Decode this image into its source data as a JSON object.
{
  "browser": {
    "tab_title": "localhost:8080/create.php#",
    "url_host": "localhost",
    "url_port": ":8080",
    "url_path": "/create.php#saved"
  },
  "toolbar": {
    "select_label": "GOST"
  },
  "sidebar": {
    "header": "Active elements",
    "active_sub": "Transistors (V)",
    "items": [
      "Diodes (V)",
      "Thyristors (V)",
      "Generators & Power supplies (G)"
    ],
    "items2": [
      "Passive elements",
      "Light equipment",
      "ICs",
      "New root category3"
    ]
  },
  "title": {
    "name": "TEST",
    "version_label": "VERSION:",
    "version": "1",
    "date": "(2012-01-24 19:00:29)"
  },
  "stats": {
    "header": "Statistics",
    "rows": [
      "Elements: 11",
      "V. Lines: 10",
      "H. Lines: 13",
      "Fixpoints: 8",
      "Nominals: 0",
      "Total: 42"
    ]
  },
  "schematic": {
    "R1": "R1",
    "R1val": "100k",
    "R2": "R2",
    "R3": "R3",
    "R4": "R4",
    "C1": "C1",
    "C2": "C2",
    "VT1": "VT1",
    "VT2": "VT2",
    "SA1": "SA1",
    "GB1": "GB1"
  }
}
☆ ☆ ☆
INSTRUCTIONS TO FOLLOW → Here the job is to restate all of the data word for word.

REPLY →
Decode this image into its source data as a JSON object.
{
  "browser": {
    "tab_title": "localhost:8080/create.php#",
    "url_host": "localhost",
    "url_port": ":8080",
    "url_path": "/create.php#saved"
  },
  "toolbar": {
    "select_label": "GOST"
  },
  "sidebar": {
    "header": "Active elements",
    "active_sub": "Transistors (V)",
    "items": [
      "Diodes (V)",
      "Thyristors (V)",
      "Generators & Power supplies (G)"
    ],
    "items2": [
      "Passive elements",
      "Light equipment",
      "ICs",
      "New root category3"
    ]
  },
  "title": {
    "name": "TEST",
    "version_label": "VERSION:",
    "version": "1",
    "date": "(2012-01-24 19:00:29)"
  },
  "stats": {
    "header": "Statistics",
    "rows": [
      "Elements: 11",
      "V. Lines: 10",
      "H. Lines: 13",
      "Fixpoints: 8",
      "Nominals: 0",
      "Total: 42"
    ]
  },
  "schematic": {
    "R1": "R1",
    "R1val": "100k",
    "R2": "R2",
    "R3": "R3",
    "R4": "R4",
    "C1": "C1",
    "C2": "C2",
    "VT1": "VT1",
    "VT2": "VT2",
    "SA1": "SA1",
    "GB1": "GB1"
  }
}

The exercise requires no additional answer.